1. Cleanroom Compatibility: not all shoe covers are designed to be worn with a boot cover in a controlled environment. Construction materials determine if the shoe cover will help to reduce or increase contamination in your cleanroom. Uncoated spunbound polypropylene shoe cover is well suited for industrial and hospital settings, however in a cleanroom, it will release fibers. Average operators walk from 700 to 1,000 steps around their work stations. Can you imagine operators wearing cleanroom shoe covers that release particles in every step? The HEPA pre-filters will be choked with polypropylene fiber.
2. Traction and Slip Resistance: The only way to prevent slips and falls is to make sure that shoe covers are well fitted, and provides as much traction and slip resistance as possible. Look for a substrate material with a high co-efficient of friction. The higher the number, the more “anti-slip” the shoe cover will be.

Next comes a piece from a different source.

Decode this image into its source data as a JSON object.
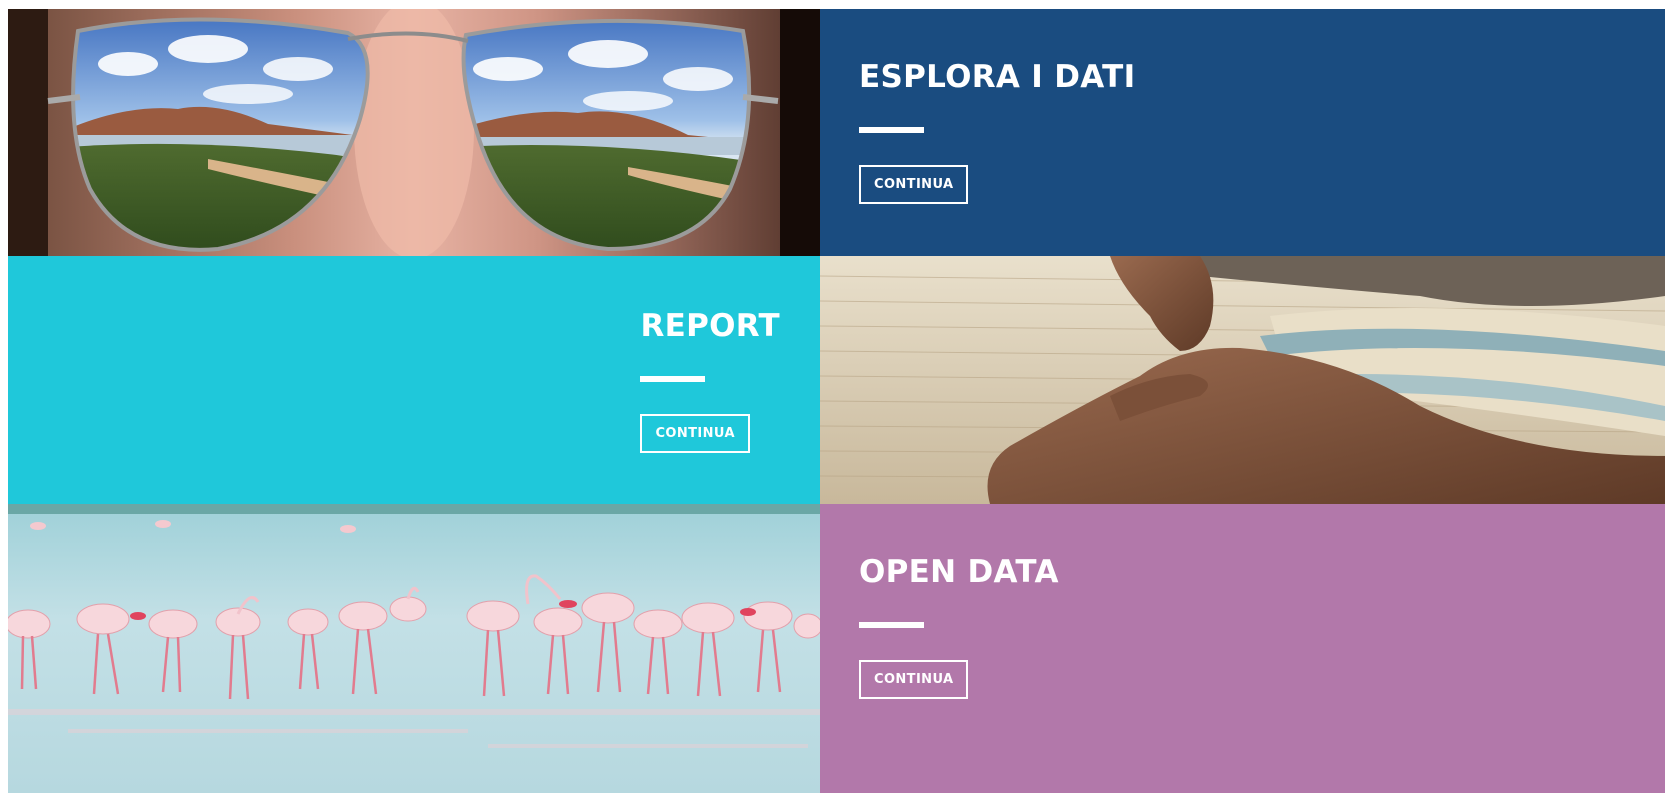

3. Design and Comfort: Is the sole durable? Waterproof? Abrasion resistant? The wrong design can actually increase the risk of costly operator accidents.